3. Label each of the components. Print out organelle names, cut them into small labels and use toothpicks to attach to each label with some tape.
4. Create a separate key that shows each of the cell components and describes its function in the cell.
5. Use the cell grading rubric to get maximum points for your project.
Cell Grading Rubric
Grading rubric will look at the following qualities of your cell model:
Creativity and Design
- Animal or plant cell model is appropriate shape. Animal cells are round and plant cells are square.
- Construction is a 3-D model using four or more different media/materials. The model must be 3-D and not a drawing. Materials may be edible or nonedible. Be creative in choosing materials. Use your imagination and look for things around the house (buttons, chennile sticks, dried pasta, yarn, playdough, gelatin, candy of different shapes and sizes)
- Care is taken to choose materials that accurately represent each cellular component in shape, size and location in cell. For example, the mitochondria and chloroplasts are kidney-bean shaped and are roughly the a quarter of the size of the nucleus. The nucleus is round, located in the center of the cell body and should be the largest organelle in the cell model.

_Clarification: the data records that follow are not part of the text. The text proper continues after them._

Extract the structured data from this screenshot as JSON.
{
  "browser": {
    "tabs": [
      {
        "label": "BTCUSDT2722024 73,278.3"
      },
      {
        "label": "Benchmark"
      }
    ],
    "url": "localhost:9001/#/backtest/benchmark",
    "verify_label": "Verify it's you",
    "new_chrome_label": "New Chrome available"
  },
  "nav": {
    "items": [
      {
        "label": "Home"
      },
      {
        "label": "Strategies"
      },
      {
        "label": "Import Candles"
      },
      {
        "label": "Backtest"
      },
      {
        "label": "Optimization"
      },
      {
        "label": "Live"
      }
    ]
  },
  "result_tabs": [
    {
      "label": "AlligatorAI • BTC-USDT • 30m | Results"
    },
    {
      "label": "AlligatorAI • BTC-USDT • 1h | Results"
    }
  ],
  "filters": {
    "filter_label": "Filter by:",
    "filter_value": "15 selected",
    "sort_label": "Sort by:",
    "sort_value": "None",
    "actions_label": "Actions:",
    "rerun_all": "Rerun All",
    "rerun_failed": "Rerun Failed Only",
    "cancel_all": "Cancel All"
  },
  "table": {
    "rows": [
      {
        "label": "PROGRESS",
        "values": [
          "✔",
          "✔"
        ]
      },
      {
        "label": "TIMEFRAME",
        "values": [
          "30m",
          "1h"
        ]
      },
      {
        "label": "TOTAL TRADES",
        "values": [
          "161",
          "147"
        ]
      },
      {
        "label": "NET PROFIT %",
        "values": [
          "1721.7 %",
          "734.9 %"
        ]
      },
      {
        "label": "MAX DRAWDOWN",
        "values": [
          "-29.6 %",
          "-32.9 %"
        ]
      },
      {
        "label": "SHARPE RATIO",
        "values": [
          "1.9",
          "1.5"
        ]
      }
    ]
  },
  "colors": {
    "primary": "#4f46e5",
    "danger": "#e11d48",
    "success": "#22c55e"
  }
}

- Cell components for that particular cell (plant or animal) are present with none missing. Components are accurate as well. For example, mitochondria are found in animal cells but chloroplasts are found in plant cells.
- Cell components are labeled appropriately

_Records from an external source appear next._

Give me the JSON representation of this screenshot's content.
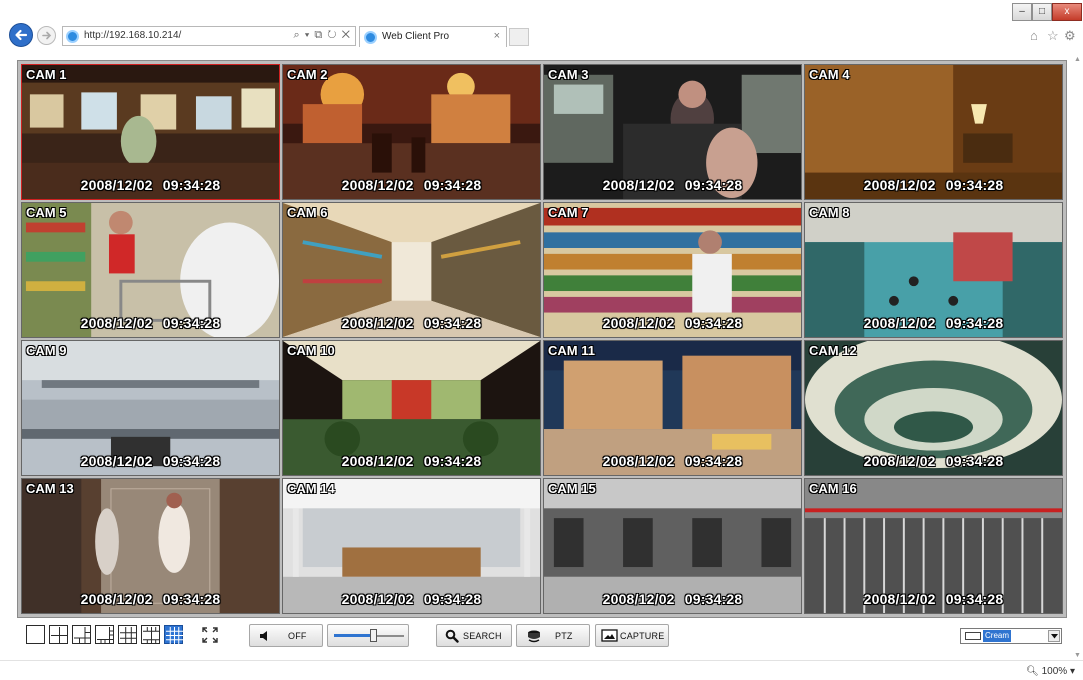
{
  "browser": {
    "address_url": "http://192.168.10.214/",
    "address_tools": "⌕ ▾ ⧉ ↻ ✕",
    "tab_title": "Web Client Pro",
    "tab_close": "×",
    "window_controls": {
      "minimize": "–",
      "maximize": "□",
      "close": "x"
    },
    "nav_icons": [
      "home-icon",
      "star-icon",
      "gear-icon"
    ]
  },
  "cameras": [
    {
      "label": "CAM 1",
      "timestamp": "2008/12/02 09:34:28",
      "selected": true
    },
    {
      "label": "CAM 2",
      "timestamp": "2008/12/02 09:34:28"
    },
    {
      "label": "CAM 3",
      "timestamp": "2008/12/02 09:34:28"
    },
    {
      "label": "CAM 4",
      "timestamp": "2008/12/02 09:34:28"
    },
    {
      "label": "CAM 5",
      "timestamp": "2008/12/02 09:34:28"
    },
    {
      "label": "CAM 6",
      "timestamp": "2008/12/02 09:34:28"
    },
    {
      "label": "CAM 7",
      "timestamp": "2008/12/02 09:34:28"
    },
    {
      "label": "CAM 8",
      "timestamp": "2008/12/02 09:34:28"
    },
    {
      "label": "CAM 9",
      "timestamp": "2008/12/02 09:34:28"
    },
    {
      "label": "CAM 10",
      "timestamp": "2008/12/02 09:34:28"
    },
    {
      "label": "CAM 11",
      "timestamp": "2008/12/02 09:34:28"
    },
    {
      "label": "CAM 12",
      "timestamp": "2008/12/02 09:34:28"
    },
    {
      "label": "CAM 13",
      "timestamp": "2008/12/02 09:34:28"
    },
    {
      "label": "CAM 14",
      "timestamp": "2008/12/02 09:34:28"
    },
    {
      "label": "CAM 15",
      "timestamp": "2008/12/02 09:34:28"
    },
    {
      "label": "CAM 16",
      "timestamp": "2008/12/02 09:34:28"
    }
  ],
  "toolbar": {
    "layouts": [
      {
        "name": "layout-1x1",
        "icon": "single-view-icon"
      },
      {
        "name": "layout-2x2",
        "icon": "quad-view-icon"
      },
      {
        "name": "layout-1plus5",
        "icon": "six-view-icon"
      },
      {
        "name": "layout-1plus7",
        "icon": "eight-view-icon"
      },
      {
        "name": "layout-3x3",
        "icon": "nine-view-icon"
      },
      {
        "name": "layout-2plus8",
        "icon": "ten-view-icon"
      },
      {
        "name": "layout-4x4",
        "icon": "sixteen-view-icon",
        "active": true
      }
    ],
    "audio_label": "OFF",
    "volume_level": 0.55,
    "search_label": "SEARCH",
    "ptz_label": "PTZ",
    "capture_label": "CAPTURE",
    "theme_value": "Cream",
    "accent_color": "#2f74d0"
  },
  "status": {
    "zoom": "100%"
  }
}
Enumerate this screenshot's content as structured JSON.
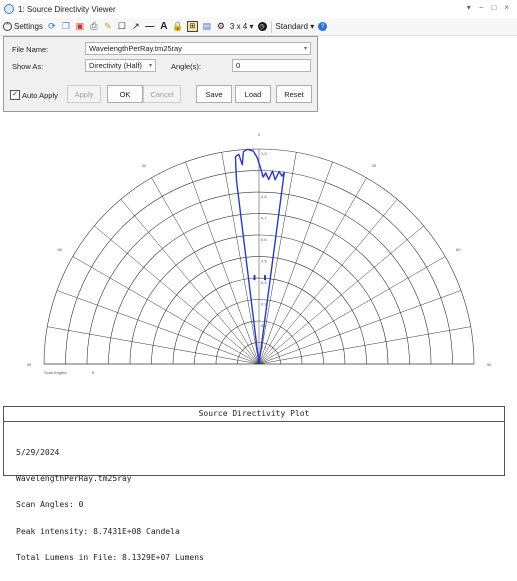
{
  "window": {
    "title": "1: Source Directivity Viewer",
    "controls": [
      "▾",
      "−",
      "□",
      "×"
    ]
  },
  "toolbar": {
    "settings_label": "Settings",
    "layout_label": "3 x 4 ▾",
    "standard_label": "Standard ▾"
  },
  "settings": {
    "file_name_label": "File Name:",
    "file_name_value": "WavelengthPerRay.tm25ray",
    "show_as_label": "Show As:",
    "show_as_value": "Directivity (Half)",
    "angles_label": "Angle(s):",
    "angles_value": "0",
    "auto_apply_label": "Auto Apply",
    "apply_label": "Apply",
    "ok_label": "OK",
    "cancel_label": "Cancel",
    "save_label": "Save",
    "load_label": "Load",
    "reset_label": "Reset"
  },
  "chart_data": {
    "type": "polar-half",
    "angle_labels": [
      "0",
      "30",
      "60",
      "90",
      "30",
      "60",
      "90"
    ],
    "radial_labels": [
      "1.0",
      "0.9",
      "0.8",
      "0.7",
      "0.6",
      "0.5",
      "0.4",
      "0.3",
      "0.2",
      "0.1"
    ],
    "radial_range": [
      0,
      1.0
    ],
    "scan_angles_label": "Scan Angles:",
    "scan_angles_value": "0",
    "series_color": "#2a3bb8",
    "series": [
      {
        "angle": -7,
        "r": 0.86
      },
      {
        "angle": -6.5,
        "r": 0.97
      },
      {
        "angle": -5.5,
        "r": 0.98
      },
      {
        "angle": -4.8,
        "r": 0.93
      },
      {
        "angle": -4.2,
        "r": 0.99
      },
      {
        "angle": -3,
        "r": 1.0
      },
      {
        "angle": -1.5,
        "r": 0.99
      },
      {
        "angle": -0.5,
        "r": 0.96
      },
      {
        "angle": 0.5,
        "r": 0.91
      },
      {
        "angle": 1.3,
        "r": 0.87
      },
      {
        "angle": 2.0,
        "r": 0.89
      },
      {
        "angle": 3.0,
        "r": 0.86
      },
      {
        "angle": 4.0,
        "r": 0.9
      },
      {
        "angle": 5.0,
        "r": 0.86
      },
      {
        "angle": 6.0,
        "r": 0.9
      },
      {
        "angle": 7.0,
        "r": 0.88
      },
      {
        "angle": 7.5,
        "r": 0.9
      }
    ]
  },
  "panel": {
    "title": "Source Directivity Plot",
    "lines": [
      "5/29/2024",
      "WavelengthPerRay.tm25ray",
      "Scan Angles: 0",
      "Peak intensity: 8.7431E+08 Candela",
      "Total Lumens in File: 8.1329E+07 Lumens"
    ]
  }
}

- Separate key lists cellular components and their functions
Extra points for the following:
- Create a particular type of animal cell (muscle, nerve, bone, blood) with accurate representation of cellular components. Example: skeletal muscle cells have many nuclei; red blood cells have none because their nuclei pop out before entering the blood stream from the bone marrow.
- On a separate piece of paper give a simple explanation for photosynthesis and state which organelle is involved with this process.
Create a Stand for Cell Model
You may use a paper towel roll with tape or the top from a gift box to place your cell model on. You will want to tape or glue the bottom of your model to reduce wobbling and make it secure.
Cell Component Checklist
-endoplasmic reticulum (smooth and rough)
-ribosomes (on ER as well as free floating ribosomes in the cytoplasm)
- endoplasmic reticulum (smooth and rough ER)
- ribosomes (on ER as well as free floating in cytoplasm)
-chloroplasts (remember to make the chloroplasts green since they are filled with chlorophyll)
After learning the anatomy of the cell and its components, research the functions of each part. Quiz yourself or work with a study buddy to help you remember the functions. You will be expected to provide a key that describes the functions of each component on your cell model.